We have an environment with two separate NiFi clusters, with no direct connectivity between them. We need to pass lots of small data packets between these instances.
I've tested the FlowFile Stream v3 format with MergeContent at the sending end, and the same format at the receiving end - works great. Automatic packing of FlowFile attributes is exactly what we need. We have another requirement though, which is to ultimately archive these merged bundles in a format that's essentially platform agnostic - i.e. can be read in its original form using standard tooling (think Bash/Python scripts) or third-party applications. The FlowFile Stream v3 format isn't really suitable for this I believe, as only NiFi can read it. I suppose technically one could invoke the relevant Java class to read it, but that's not workable where certain third-party tools are involved.
Avro format is an option, however the FlowFile attributes are aggregated (merged or combined, depending on configuration) into a single merged FlowFile. We need the original attributes preserved for each individual FlowFile within the merged archive.
The formats I have in mind are TAR and ZIP, both of which are already supported by MergeContent and UnpackContent. The missing part is the storage and retrieval of FlowFile attributes, which are currently discarded by the relevant TAR/ZIP implementations of these processors.
My proposal is to extend the basic TAR and ZIP functionality, giving the user the option of storing FlowFile attributes in files within the archive, using the FlowFile archive entry name as the base and adding a user-configurable extension.
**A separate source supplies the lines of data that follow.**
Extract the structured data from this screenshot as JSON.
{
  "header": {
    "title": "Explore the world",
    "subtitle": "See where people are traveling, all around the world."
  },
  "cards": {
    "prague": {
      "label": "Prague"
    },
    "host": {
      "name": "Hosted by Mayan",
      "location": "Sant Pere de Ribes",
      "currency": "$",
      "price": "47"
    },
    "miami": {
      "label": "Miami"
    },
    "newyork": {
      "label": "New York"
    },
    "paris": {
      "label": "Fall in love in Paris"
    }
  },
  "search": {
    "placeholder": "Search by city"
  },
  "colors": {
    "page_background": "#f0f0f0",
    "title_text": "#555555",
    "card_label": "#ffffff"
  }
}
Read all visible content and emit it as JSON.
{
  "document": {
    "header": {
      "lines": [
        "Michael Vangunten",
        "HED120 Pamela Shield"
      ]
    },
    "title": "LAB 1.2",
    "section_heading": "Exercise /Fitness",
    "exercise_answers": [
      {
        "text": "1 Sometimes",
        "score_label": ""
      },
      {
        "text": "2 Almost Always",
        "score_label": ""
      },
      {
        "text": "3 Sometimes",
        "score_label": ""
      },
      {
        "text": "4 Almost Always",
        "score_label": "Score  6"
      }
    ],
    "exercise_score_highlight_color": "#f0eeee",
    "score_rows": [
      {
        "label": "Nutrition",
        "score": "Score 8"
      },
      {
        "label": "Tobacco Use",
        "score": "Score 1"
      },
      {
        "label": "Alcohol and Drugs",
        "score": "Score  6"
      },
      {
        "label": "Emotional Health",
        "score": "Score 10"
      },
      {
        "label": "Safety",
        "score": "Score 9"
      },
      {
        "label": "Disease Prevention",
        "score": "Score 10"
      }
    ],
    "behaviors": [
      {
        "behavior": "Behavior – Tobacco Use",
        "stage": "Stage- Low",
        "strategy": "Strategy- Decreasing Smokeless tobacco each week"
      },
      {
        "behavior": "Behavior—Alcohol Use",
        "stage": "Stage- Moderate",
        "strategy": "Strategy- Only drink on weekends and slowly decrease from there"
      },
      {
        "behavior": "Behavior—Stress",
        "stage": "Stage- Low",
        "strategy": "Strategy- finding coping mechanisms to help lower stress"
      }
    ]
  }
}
For instance, MergeContent would produce a file like:
Similarly, UnpackContent would read the archive and if configured to parse attributes from files, it would for each FlowFile entry, read the next file in sequence as an attributes file and merge any attributes defined in that file with any existing attributes written by that processor.
The user would be able to configure a MergeContent RecordWriter for writing out attributes, which would provide the flexibility of choosing their output format (for instance, CSV or JSON). They would likewise be able to configure a RecordReader in UnpackContent.
The extension of attribute storage and retrieval for these common archive formats would enhance the ability of dataflow admins to store FlowFiles, along with their attributes, in such a way that they are (and remain) readable by current and future archiving systems - without being dependent on NiFi.